══ Input ══
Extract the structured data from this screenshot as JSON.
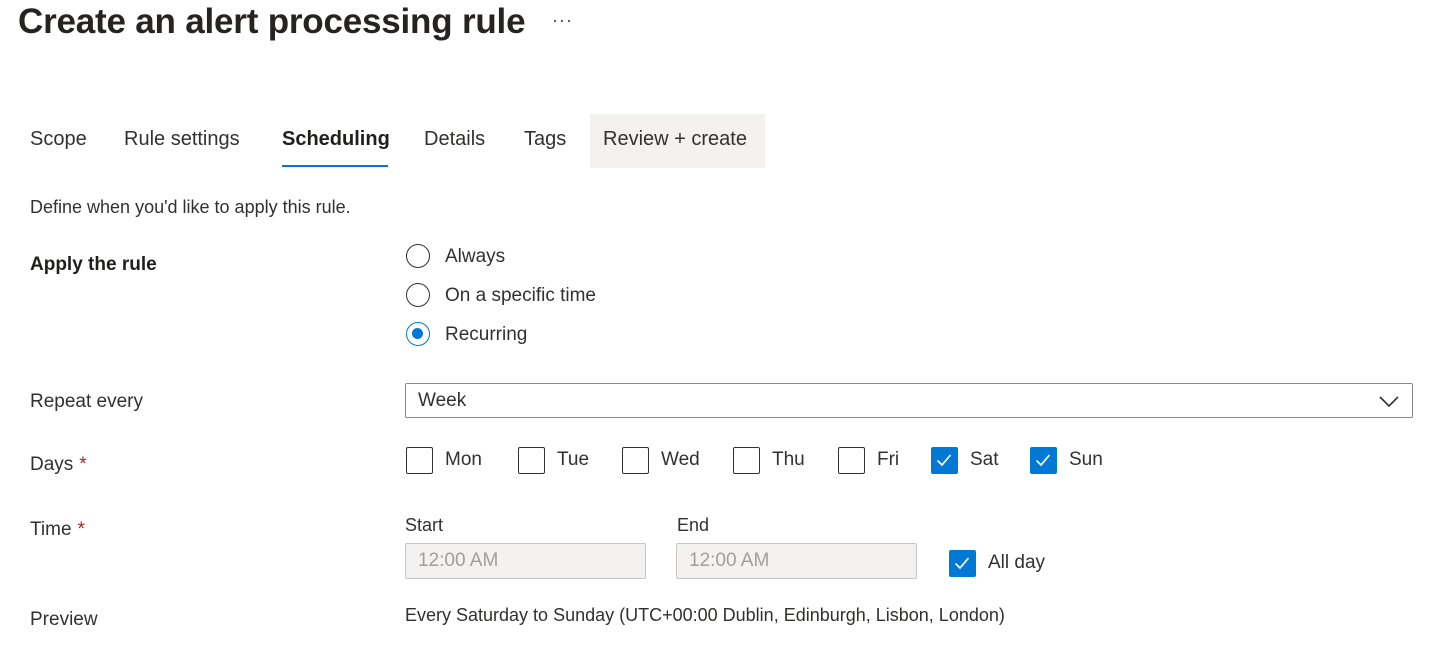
{
  "header": {
    "title": "Create an alert processing rule",
    "more_label": "···"
  },
  "tabs": [
    {
      "label": "Scope"
    },
    {
      "label": "Rule settings"
    },
    {
      "label": "Scheduling",
      "active": true
    },
    {
      "label": "Details"
    },
    {
      "label": "Tags"
    },
    {
      "label": "Review + create"
    }
  ],
  "scheduling": {
    "description": "Define when you'd like to apply this rule.",
    "apply_rule": {
      "label": "Apply the rule",
      "options": [
        {
          "label": "Always",
          "selected": false
        },
        {
          "label": "On a specific time",
          "selected": false
        },
        {
          "label": "Recurring",
          "selected": true
        }
      ]
    },
    "repeat_every": {
      "label": "Repeat every",
      "value": "Week"
    },
    "days": {
      "label": "Days",
      "required_mark": "*",
      "items": [
        {
          "label": "Mon",
          "checked": false
        },
        {
          "label": "Tue",
          "checked": false
        },
        {
          "label": "Wed",
          "checked": false
        },
        {
          "label": "Thu",
          "checked": false
        },
        {
          "label": "Fri",
          "checked": false
        },
        {
          "label": "Sat",
          "checked": true
        },
        {
          "label": "Sun",
          "checked": true
        }
      ]
    },
    "time": {
      "label": "Time",
      "required_mark": "*",
      "start_label": "Start",
      "start_value": "12:00 AM",
      "end_label": "End",
      "end_value": "12:00 AM",
      "all_day_label": "All day",
      "all_day_checked": true
    },
    "preview": {
      "label": "Preview",
      "text": "Every Saturday to Sunday (UTC+00:00 Dublin, Edinburgh, Lisbon, London)"
    }
  },
  "colors": {
    "accent": "#0078d4",
    "required": "#a4262c",
    "disabled_bg": "#f3f2f1"
  }
}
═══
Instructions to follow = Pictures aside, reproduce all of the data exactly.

Expected output =
Extract the structured data from this screenshot as JSON.
{
  "header": {
    "title": "Create an alert processing rule",
    "more_label": "···"
  },
  "tabs": [
    {
      "label": "Scope"
    },
    {
      "label": "Rule settings"
    },
    {
      "label": "Scheduling",
      "active": true
    },
    {
      "label": "Details"
    },
    {
      "label": "Tags"
    },
    {
      "label": "Review + create"
    }
  ],
  "scheduling": {
    "description": "Define when you'd like to apply this rule.",
    "apply_rule": {
      "label": "Apply the rule",
      "options": [
        {
          "label": "Always",
          "selected": false
        },
        {
          "label": "On a specific time",
          "selected": false
        },
        {
          "label": "Recurring",
          "selected": true
        }
      ]
    },
    "repeat_every": {
      "label": "Repeat every",
      "value": "Week"
    },
    "days": {
      "label": "Days",
      "required_mark": "*",
      "items": [
        {
          "label": "Mon",
          "checked": false
        },
        {
          "label": "Tue",
          "checked": false
        },
        {
          "label": "Wed",
          "checked": false
        },
        {
          "label": "Thu",
          "checked": false
        },
        {
          "label": "Fri",
          "checked": false
        },
        {
          "label": "Sat",
          "checked": true
        },
        {
          "label": "Sun",
          "checked": true
        }
      ]
    },
    "time": {
      "label": "Time",
      "required_mark": "*",
      "start_label": "Start",
      "start_value": "12:00 AM",
      "end_label": "End",
      "end_value": "12:00 AM",
      "all_day_label": "All day",
      "all_day_checked": true
    },
    "preview": {
      "label": "Preview",
      "text": "Every Saturday to Sunday (UTC+00:00 Dublin, Edinburgh, Lisbon, London)"
    }
  },
  "colors": {
    "accent": "#0078d4",
    "required": "#a4262c",
    "disabled_bg": "#f3f2f1"
  }
}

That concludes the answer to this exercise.